On a recent trip to Cambridge, I was pleased to find some vintage Colclough and Tuscan china cake plates hidden at the bottom of some shelves in a charity shop, dirty and unloved. As soon as I felt the edges of the plates I could tell that they were going to be special even before seeing the patterns.
The Colclough plate is from around 1945-1948 according to the backstamp and it has the most beautiful sheen to it. The delicate blue, pink and yellow roses look like they’ve just come out of the factory! I wonder where it has been hiding all these years.
I think I’ve only seen this pattern once before in a tea set that we sold a while back. That one had a lemon background whereas this one has a light blue one.
If you want to read more about Colclough, I’ve written about the pottery in a few previous posts, e.g. the Ballet/Harlequin range and Herbert Colclough’s pottery mission. While checking the backstamp dates on The Potteries website, I found a lovely picture of a Colclough advert from 1947 with a phrase epitomising the Colclough vision: ‘A Colclough dealer has china ware to offer which creates an immediate appeal to eye and pocket.’
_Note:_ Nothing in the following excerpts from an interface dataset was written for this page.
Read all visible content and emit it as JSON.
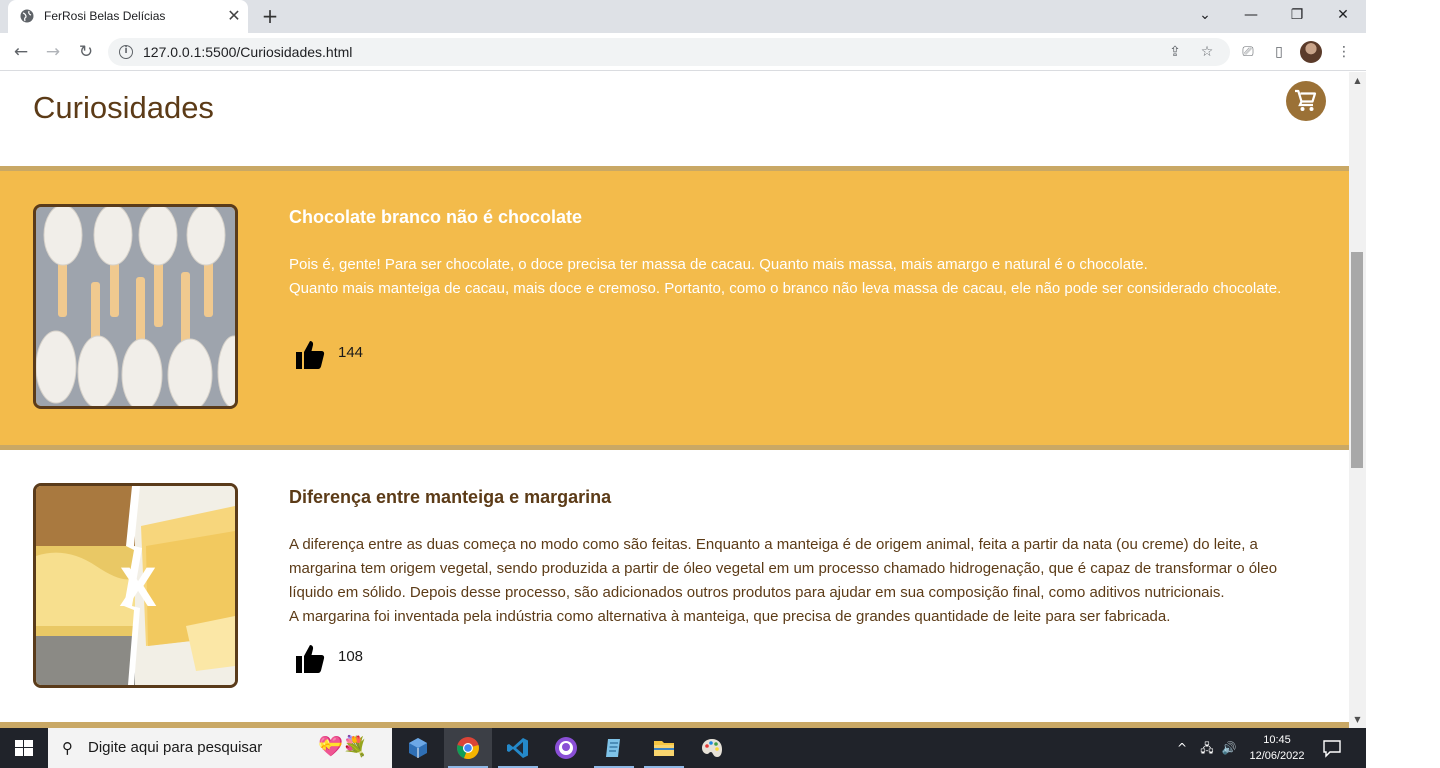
{
  "browser": {
    "tab_title": "FerRosi Belas Delícias",
    "tab_close": "✕",
    "new_tab": "+",
    "url": "127.0.0.1:5500/Curiosidades.html",
    "window_controls": {
      "dropdown": "⌄",
      "minimize": "—",
      "restore": "❐",
      "close": "✕"
    },
    "nav": {
      "back": "←",
      "forward": "→",
      "reload": "↻"
    },
    "info_icon_glyph": "i",
    "omnibox_icons": {
      "share": "⇪",
      "star": "☆"
    },
    "toolbar_icons": {
      "cast": "⎚",
      "sidepanel": "▯",
      "menu": "⋮"
    }
  },
  "page": {
    "title": "Curiosidades",
    "cards": [
      {
        "title": "Chocolate branco não é chocolate",
        "paragraphs": [
          "Pois é, gente! Para ser chocolate, o doce precisa ter massa de cacau. Quanto mais massa, mais amargo e natural é o chocolate.",
          "Quanto mais manteiga de cacau, mais doce e cremoso. Portanto, como o branco não leva massa de cacau, ele não pode ser considerado chocolate."
        ],
        "likes": "144",
        "background": "#f3bb4b",
        "text_color": "#ffffff"
      },
      {
        "title": "Diferença entre manteiga e margarina",
        "paragraphs": [
          "A diferença entre as duas começa no modo como são feitas. Enquanto a manteiga é de origem animal, feita a partir da nata (ou creme) do leite, a margarina tem origem vegetal, sendo produzida a partir de óleo vegetal em um processo chamado hidrogenação, que é capaz de transformar o óleo líquido em sólido. Depois desse processo, são adicionados outros produtos para ajudar em sua composição final, como aditivos nutricionais.",
          "A margarina foi inventada pela indústria como alternativa à manteiga, que precisa de grandes quantidade de leite para ser fabricada."
        ],
        "likes": "108",
        "background": "#ffffff",
        "text_color": "#5c3b17",
        "image_overlay_text": "X"
      }
    ]
  },
  "scrollbar": {
    "up": "▲",
    "down": "▼"
  },
  "taskbar": {
    "search_placeholder": "Digite aqui para pesquisar",
    "apps": [
      "task-view",
      "virtualbox",
      "chrome",
      "vscode",
      "github-desktop",
      "notepad",
      "file-explorer",
      "paint"
    ],
    "tray": {
      "chevron": "^",
      "network": "🖧",
      "volume": "🔊"
    },
    "time": "10:45",
    "date": "12/06/2022"
  },
  "colors": {
    "brown": "#5c3b17",
    "accent": "#f3bb4b",
    "divider": "#c9a865",
    "cart": "#9b7136"
  }
}
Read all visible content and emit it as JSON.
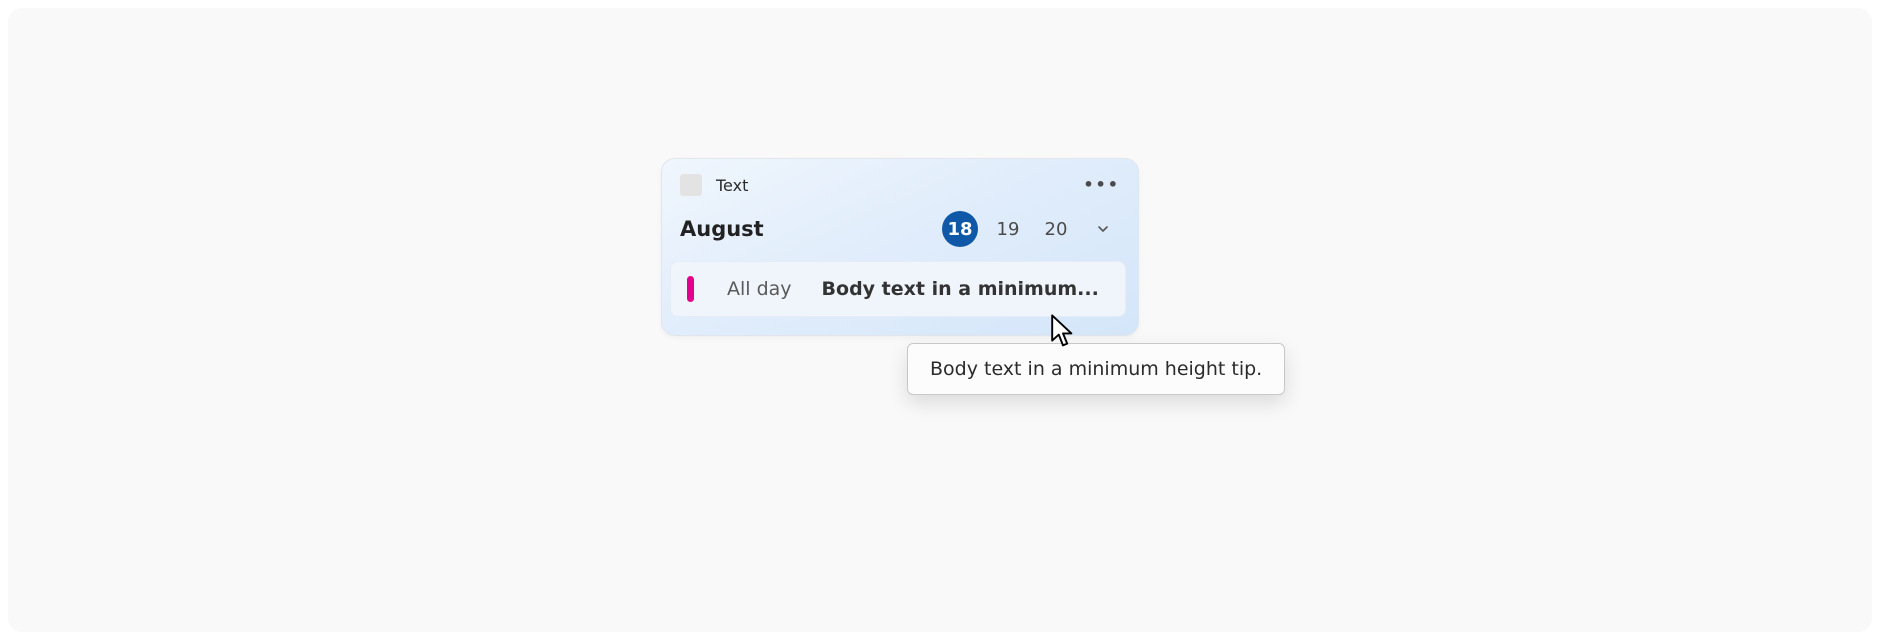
{
  "widget": {
    "app_title": "Text",
    "more_glyph": "•••"
  },
  "calendar": {
    "month_label": "August",
    "days": [
      {
        "num": "18",
        "selected": true
      },
      {
        "num": "19",
        "selected": false
      },
      {
        "num": "20",
        "selected": false
      }
    ]
  },
  "event": {
    "accent_color": "#e3008c",
    "time_label": "All day",
    "title_truncated": "Body text in a minimum..."
  },
  "tooltip": {
    "text": "Body text in a minimum height tip."
  }
}
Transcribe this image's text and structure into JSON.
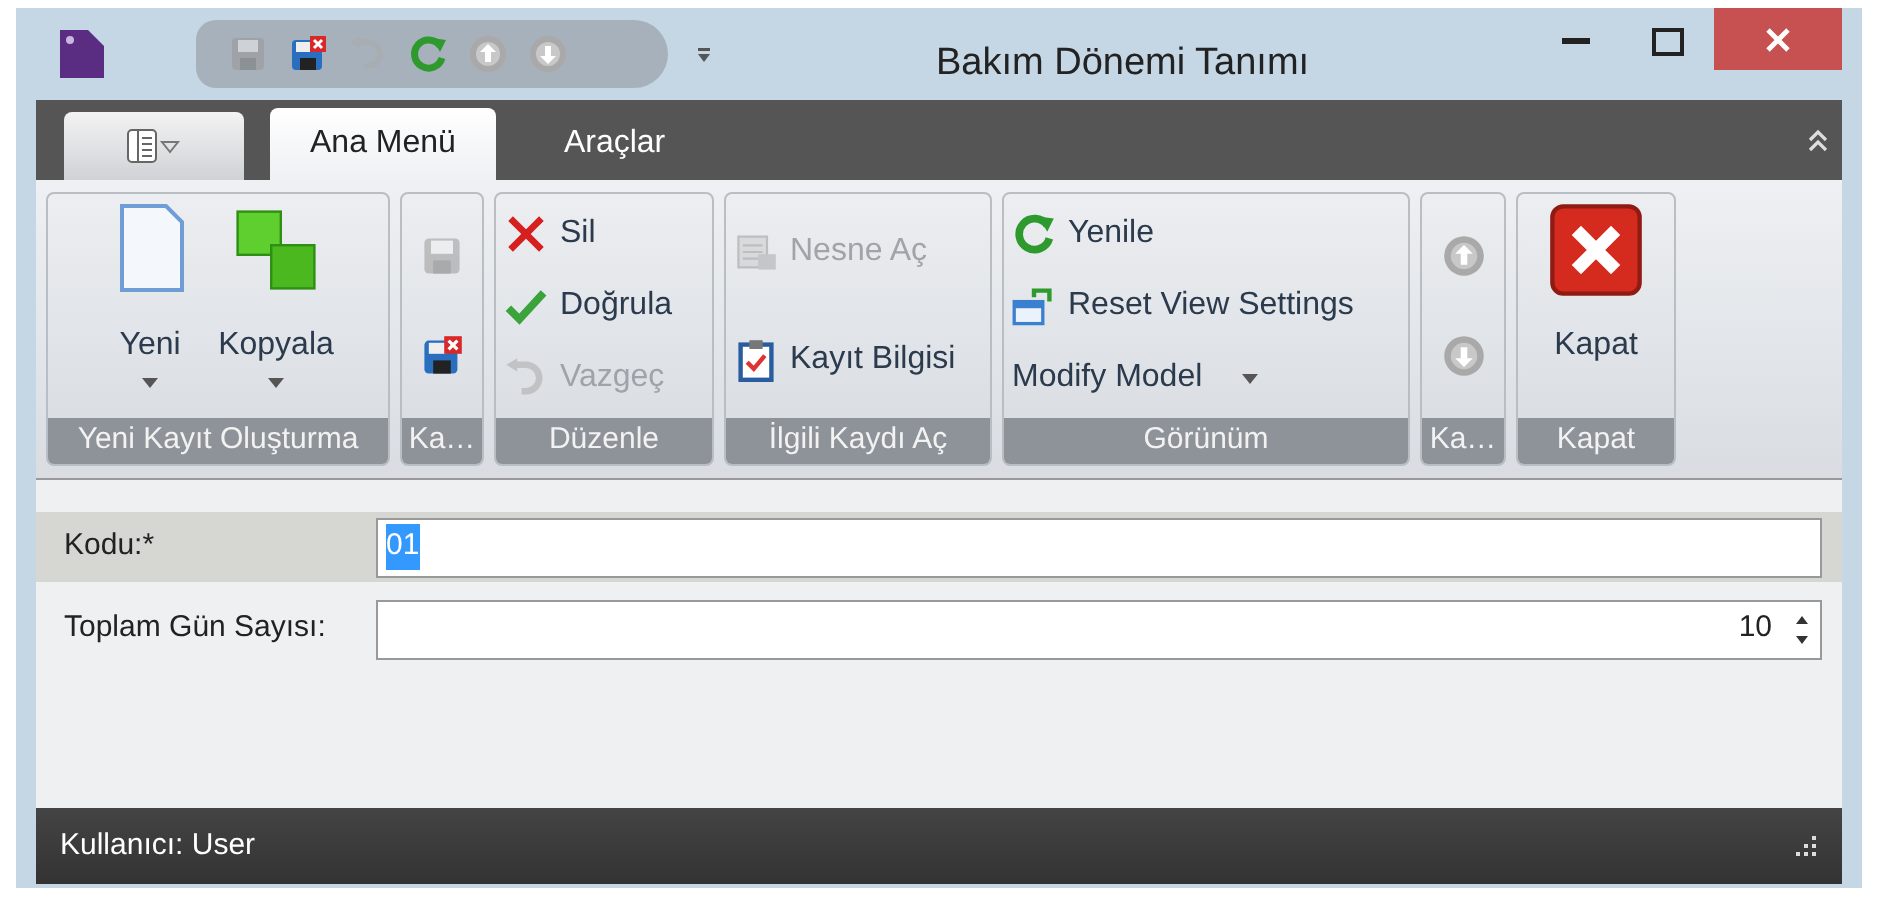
{
  "window": {
    "title": "Bakım Dönemi Tanımı"
  },
  "quick_access": [
    {
      "disabled": true
    },
    {
      "disabled": false
    },
    {
      "disabled": true
    },
    {
      "disabled": false
    },
    {
      "disabled": false
    },
    {
      "disabled": false
    }
  ],
  "ribbon_tabs": [
    {
      "label": "Ana Menü",
      "selected": true
    },
    {
      "label": "Araçlar",
      "selected": false
    }
  ],
  "ribbon_groups": [
    {
      "title": "Yeni Kayıt Oluşturma",
      "items": [
        {
          "kind": "large",
          "label": "Yeni",
          "dropdown": true,
          "disabled": false
        },
        {
          "kind": "large",
          "label": "Kopyala",
          "dropdown": true,
          "disabled": false
        }
      ]
    },
    {
      "title": "Ka…",
      "items": [
        {
          "kind": "icon",
          "disabled": true
        },
        {
          "kind": "icon",
          "disabled": false
        }
      ]
    },
    {
      "title": "Düzenle",
      "items": [
        {
          "kind": "small",
          "label": "Sil",
          "disabled": false
        },
        {
          "kind": "small",
          "label": "Doğrula",
          "disabled": false
        },
        {
          "kind": "small",
          "label": "Vazgeç",
          "disabled": true
        }
      ]
    },
    {
      "title": "İlgili Kaydı Aç",
      "items": [
        {
          "kind": "small",
          "label": "Nesne Aç",
          "disabled": true
        },
        {
          "kind": "small",
          "label": "Kayıt Bilgisi",
          "disabled": false
        }
      ]
    },
    {
      "title": "Görünüm",
      "items": [
        {
          "kind": "small",
          "label": "Yenile",
          "disabled": false
        },
        {
          "kind": "small",
          "label": "Reset View Settings",
          "disabled": false
        },
        {
          "kind": "small",
          "label": "Modify Model",
          "dropdown": true,
          "disabled": false
        }
      ]
    },
    {
      "title": "Ka…",
      "items": [
        {
          "kind": "icon",
          "disabled": false
        },
        {
          "kind": "icon",
          "disabled": false
        }
      ]
    },
    {
      "title": "Kapat",
      "items": [
        {
          "kind": "large",
          "label": "Kapat",
          "dropdown": false,
          "disabled": false
        }
      ]
    }
  ],
  "form_fields": [
    {
      "label": "Kodu:*",
      "value": "01",
      "kind": "text",
      "focused": true,
      "text_selected": true
    },
    {
      "label": "Toplam Gün Sayısı:",
      "value": "10",
      "kind": "spin",
      "focused": false,
      "text_selected": false
    }
  ],
  "status_bar": {
    "text": "Kullanıcı: User"
  }
}
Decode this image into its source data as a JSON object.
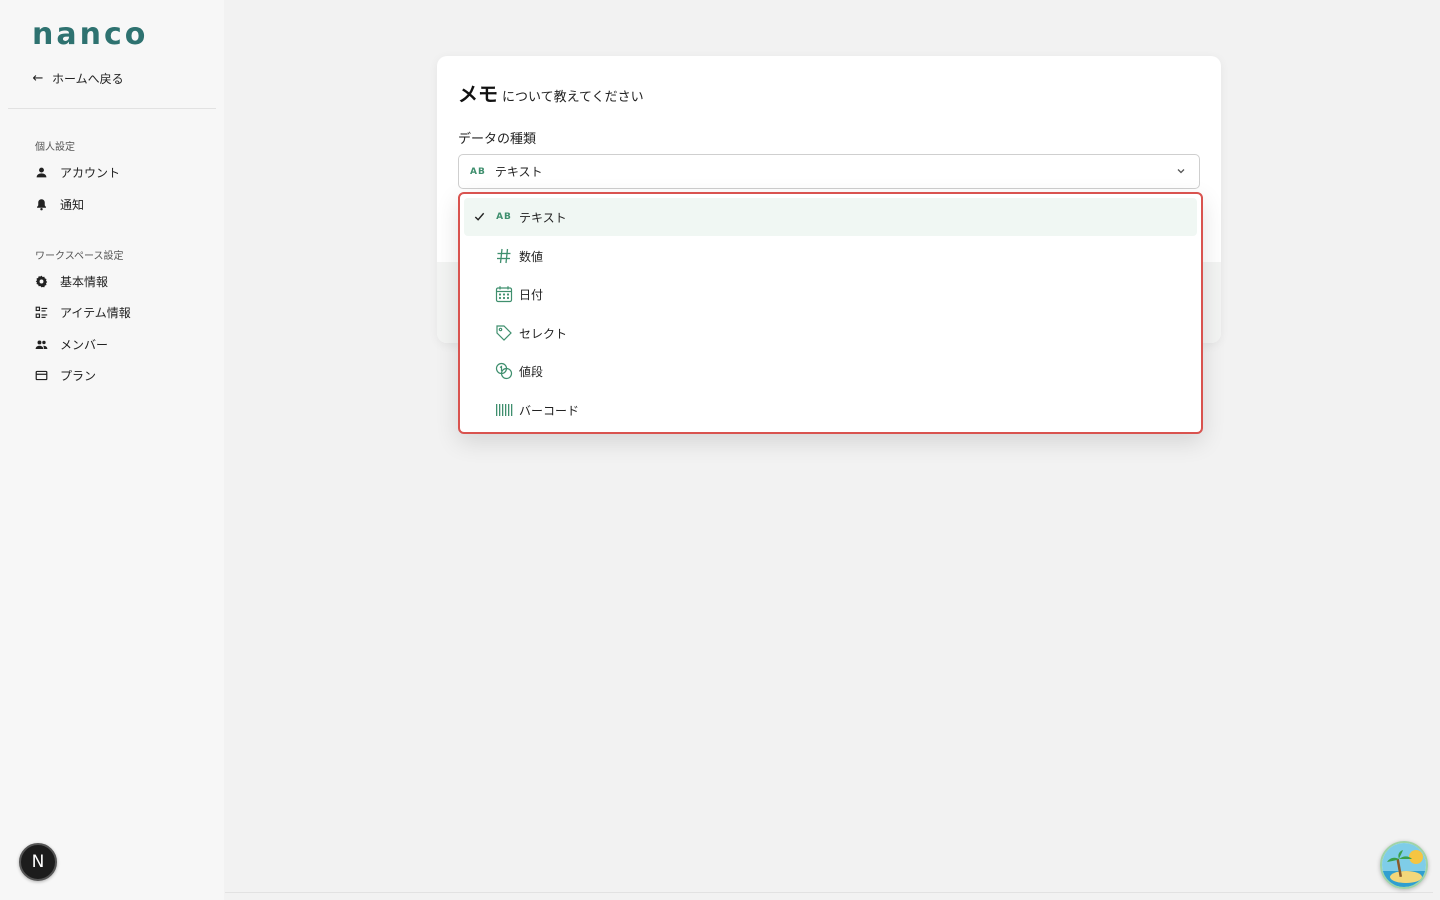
{
  "sidebar": {
    "logo": "nanco",
    "back_label": "ホームへ戻る",
    "personal_title": "個人設定",
    "personal_items": [
      {
        "label": "アカウント",
        "icon": "person-icon"
      },
      {
        "label": "通知",
        "icon": "bell-icon"
      }
    ],
    "workspace_title": "ワークスペース設定",
    "workspace_items": [
      {
        "label": "基本情報",
        "icon": "gear-icon"
      },
      {
        "label": "アイテム情報",
        "icon": "list-icon"
      },
      {
        "label": "メンバー",
        "icon": "group-icon"
      },
      {
        "label": "プラン",
        "icon": "card-icon"
      }
    ],
    "user_initial": "N"
  },
  "modal": {
    "title_bold": "メモ",
    "title_rest": "について教えてください",
    "field_label": "データの種類",
    "select_icon_text": "AB",
    "select_value": "テキスト"
  },
  "dropdown": {
    "options": [
      {
        "label": "テキスト",
        "icon": "ab-text-icon",
        "icon_text": "AB",
        "selected": true
      },
      {
        "label": "数値",
        "icon": "hash-icon",
        "selected": false
      },
      {
        "label": "日付",
        "icon": "calendar-icon",
        "selected": false
      },
      {
        "label": "セレクト",
        "icon": "tag-icon",
        "selected": false
      },
      {
        "label": "値段",
        "icon": "coins-icon",
        "selected": false
      },
      {
        "label": "バーコード",
        "icon": "barcode-icon",
        "selected": false
      }
    ]
  },
  "colors": {
    "accent": "#3f8f6e",
    "logo": "#2e7270",
    "dropdown_border": "#d9534f",
    "selected_bg": "#f0f7f3"
  }
}
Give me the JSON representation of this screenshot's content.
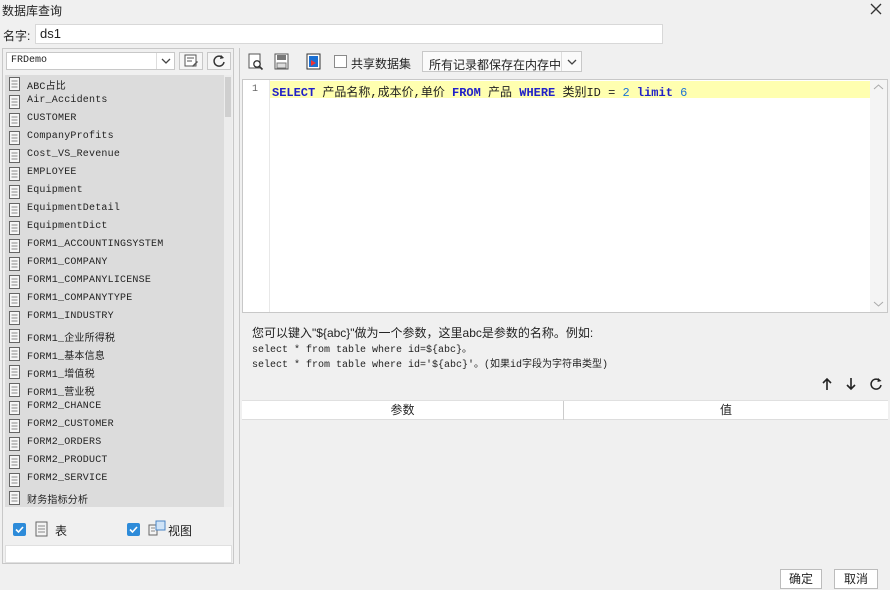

The other two plates I found are from Tuscan china’s Peach Bloom range. Unlike the Colclough plates, they have no pattern but the milky peach hue and the delicately-fluted edges are enough in themselves.
Tuscan china was made until the late 1960s and I think these plates are probably from the late 1950s/early 1960s. I put together a selection of Tuscan patterns along with the history of the company in a previous blog post.
I photographed the plates on top of a baby blue wooden stool which is from Ikea’s Brakig range. I had to pop to Ikea the other day and had spotted the stools in a post on the lovely Modflowers blog and just had to get one. I think it’s based on a classic design by Arne Jacobsen. I love the simplicity of the combination of the slender form with classic block colours.
I was tempted to buy another colour as well but restrained myself! The napkins are also from Ikea – perfect for when you need some paper napkins for an impromptu tea party!
All I need to do now is to decide whether to make cake stands from the Colclough and Tuscan plates or whether to leave them as they are. What do you think?